Source data:
= = = = =

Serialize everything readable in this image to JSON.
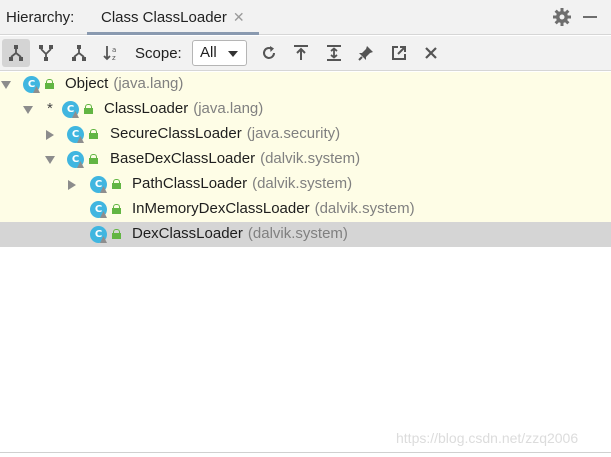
{
  "header": {
    "label": "Hierarchy:",
    "tab_title": "Class ClassLoader",
    "tab_close": "✕",
    "gear_icon": "gear-icon",
    "minimize_icon": "minus-icon"
  },
  "toolbar": {
    "buttons": [
      {
        "name": "type-hierarchy-icon",
        "active": true
      },
      {
        "name": "supertypes-hierarchy-icon",
        "active": false
      },
      {
        "name": "subtypes-hierarchy-icon",
        "active": false
      },
      {
        "name": "sort-alphabetically-icon",
        "active": false
      }
    ],
    "scope_label": "Scope:",
    "scope_value": "All",
    "actions": [
      "refresh-icon",
      "export-icon",
      "expand-all-icon",
      "pin-icon",
      "open-in-new-window-icon",
      "close-icon"
    ]
  },
  "tree": {
    "rows": [
      {
        "name": "Object",
        "pkg": "(java.lang)",
        "expander": "down",
        "star": false,
        "selected": false
      },
      {
        "name": "ClassLoader",
        "pkg": "(java.lang)",
        "expander": "down",
        "star": true,
        "selected": false
      },
      {
        "name": "SecureClassLoader",
        "pkg": "(java.security)",
        "expander": "right",
        "star": false,
        "selected": false
      },
      {
        "name": "BaseDexClassLoader",
        "pkg": "(dalvik.system)",
        "expander": "down",
        "star": false,
        "selected": false
      },
      {
        "name": "PathClassLoader",
        "pkg": "(dalvik.system)",
        "expander": "right",
        "star": false,
        "selected": false
      },
      {
        "name": "InMemoryDexClassLoader",
        "pkg": "(dalvik.system)",
        "expander": "none",
        "star": false,
        "selected": false
      },
      {
        "name": "DexClassLoader",
        "pkg": "(dalvik.system)",
        "expander": "none",
        "star": false,
        "selected": true
      }
    ],
    "class_icon_letter": "C",
    "colors": {
      "tree_bg": "#fefde6",
      "selected_bg": "#d5d5d5",
      "class_icon": "#40b6e0",
      "lock": "#62b543"
    }
  },
  "watermark": "https://blog.csdn.net/zzq2006"
}
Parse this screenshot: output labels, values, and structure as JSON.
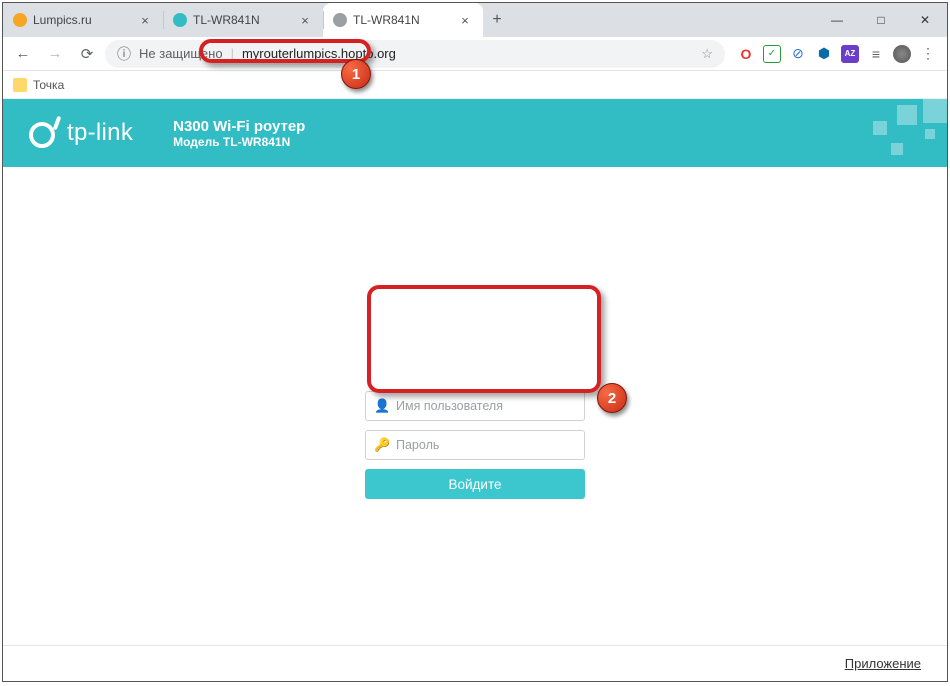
{
  "window": {
    "minimize": "—",
    "maximize": "□",
    "close": "✕"
  },
  "tabs": [
    {
      "label": "Lumpics.ru",
      "favcolor": "#f5a623",
      "active": false
    },
    {
      "label": "TL-WR841N",
      "favcolor": "#32bcc3",
      "active": false
    },
    {
      "label": "TL-WR841N",
      "favcolor": "#9aa0a4",
      "active": true
    }
  ],
  "newtab": "+",
  "toolbar": {
    "back": "←",
    "forward": "→",
    "reload": "⟳",
    "secure_icon": "ⓘ",
    "secure_text": "Не защищено",
    "url": "myrouterlumpics.hopto.org",
    "star": "☆",
    "menu": "⋮"
  },
  "ext": {
    "opera": "O",
    "check": "✓",
    "shield": "⊘",
    "cube": "⬢",
    "az": "AZ",
    "list": "≡"
  },
  "bookmarks": {
    "item1": "Точка"
  },
  "header": {
    "brand": "tp-link",
    "title": "N300 Wi-Fi роутер",
    "model": "Модель TL-WR841N"
  },
  "login": {
    "user_icon": "👤",
    "user_placeholder": "Имя пользователя",
    "pass_icon": "🔑",
    "pass_placeholder": "Пароль",
    "button": "Войдите"
  },
  "footer": {
    "app": "Приложение"
  },
  "callouts": {
    "one": "1",
    "two": "2"
  },
  "colors": {
    "accent": "#32bcc3",
    "highlight": "#d62122"
  }
}
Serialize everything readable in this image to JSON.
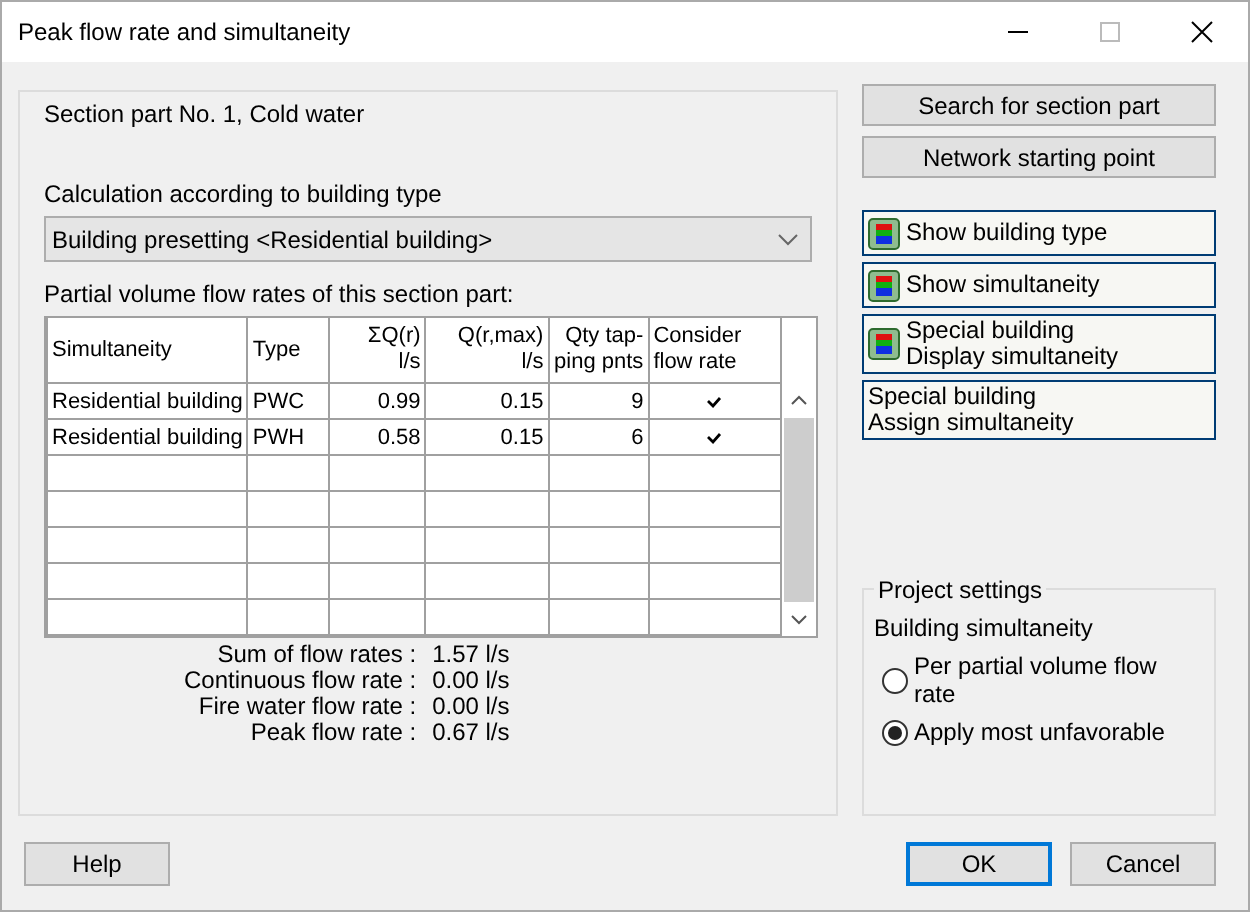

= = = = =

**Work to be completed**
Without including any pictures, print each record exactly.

**Exercise output**
Serialize everything readable in this image to JSON.
{
  "header": {
    "label": "Hierarchy:",
    "tab_title": "Class ClassLoader",
    "tab_close": "✕",
    "gear_icon": "gear-icon",
    "minimize_icon": "minus-icon"
  },
  "toolbar": {
    "buttons": [
      {
        "name": "type-hierarchy-icon",
        "active": true
      },
      {
        "name": "supertypes-hierarchy-icon",
        "active": false
      },
      {
        "name": "subtypes-hierarchy-icon",
        "active": false
      },
      {
        "name": "sort-alphabetically-icon",
        "active": false
      }
    ],
    "scope_label": "Scope:",
    "scope_value": "All",
    "actions": [
      "refresh-icon",
      "export-icon",
      "expand-all-icon",
      "pin-icon",
      "open-in-new-window-icon",
      "close-icon"
    ]
  },
  "tree": {
    "rows": [
      {
        "name": "Object",
        "pkg": "(java.lang)",
        "expander": "down",
        "star": false,
        "selected": false
      },
      {
        "name": "ClassLoader",
        "pkg": "(java.lang)",
        "expander": "down",
        "star": true,
        "selected": false
      },
      {
        "name": "SecureClassLoader",
        "pkg": "(java.security)",
        "expander": "right",
        "star": false,
        "selected": false
      },
      {
        "name": "BaseDexClassLoader",
        "pkg": "(dalvik.system)",
        "expander": "down",
        "star": false,
        "selected": false
      },
      {
        "name": "PathClassLoader",
        "pkg": "(dalvik.system)",
        "expander": "right",
        "star": false,
        "selected": false
      },
      {
        "name": "InMemoryDexClassLoader",
        "pkg": "(dalvik.system)",
        "expander": "none",
        "star": false,
        "selected": false
      },
      {
        "name": "DexClassLoader",
        "pkg": "(dalvik.system)",
        "expander": "none",
        "star": false,
        "selected": true
      }
    ],
    "class_icon_letter": "C",
    "colors": {
      "tree_bg": "#fefde6",
      "selected_bg": "#d5d5d5",
      "class_icon": "#40b6e0",
      "lock": "#62b543"
    }
  },
  "watermark": "https://blog.csdn.net/zzq2006"
}
Parse this screenshot: output labels, values, and structure as JSON.
{
  "window": {
    "minimize": "—",
    "maximize": "□",
    "close": "✕"
  },
  "tabs": [
    {
      "label": "Lumpics.ru",
      "favcolor": "#f5a623",
      "active": false
    },
    {
      "label": "TL-WR841N",
      "favcolor": "#32bcc3",
      "active": false
    },
    {
      "label": "TL-WR841N",
      "favcolor": "#9aa0a4",
      "active": true
    }
  ],
  "newtab": "+",
  "toolbar": {
    "back": "←",
    "forward": "→",
    "reload": "⟳",
    "secure_icon": "ⓘ",
    "secure_text": "Не защищено",
    "url": "myrouterlumpics.hopto.org",
    "star": "☆",
    "menu": "⋮"
  },
  "ext": {
    "opera": "O",
    "check": "✓",
    "shield": "⊘",
    "cube": "⬢",
    "az": "AZ",
    "list": "≡"
  },
  "bookmarks": {
    "item1": "Точка"
  },
  "header": {
    "brand": "tp-link",
    "title": "N300 Wi-Fi роутер",
    "model": "Модель TL-WR841N"
  },
  "login": {
    "user_icon": "👤",
    "user_placeholder": "Имя пользователя",
    "pass_icon": "🔑",
    "pass_placeholder": "Пароль",
    "button": "Войдите"
  },
  "footer": {
    "app": "Приложение"
  },
  "callouts": {
    "one": "1",
    "two": "2"
  },
  "colors": {
    "accent": "#32bcc3",
    "highlight": "#d62122"
  }
}
Serialize everything readable in this image to JSON.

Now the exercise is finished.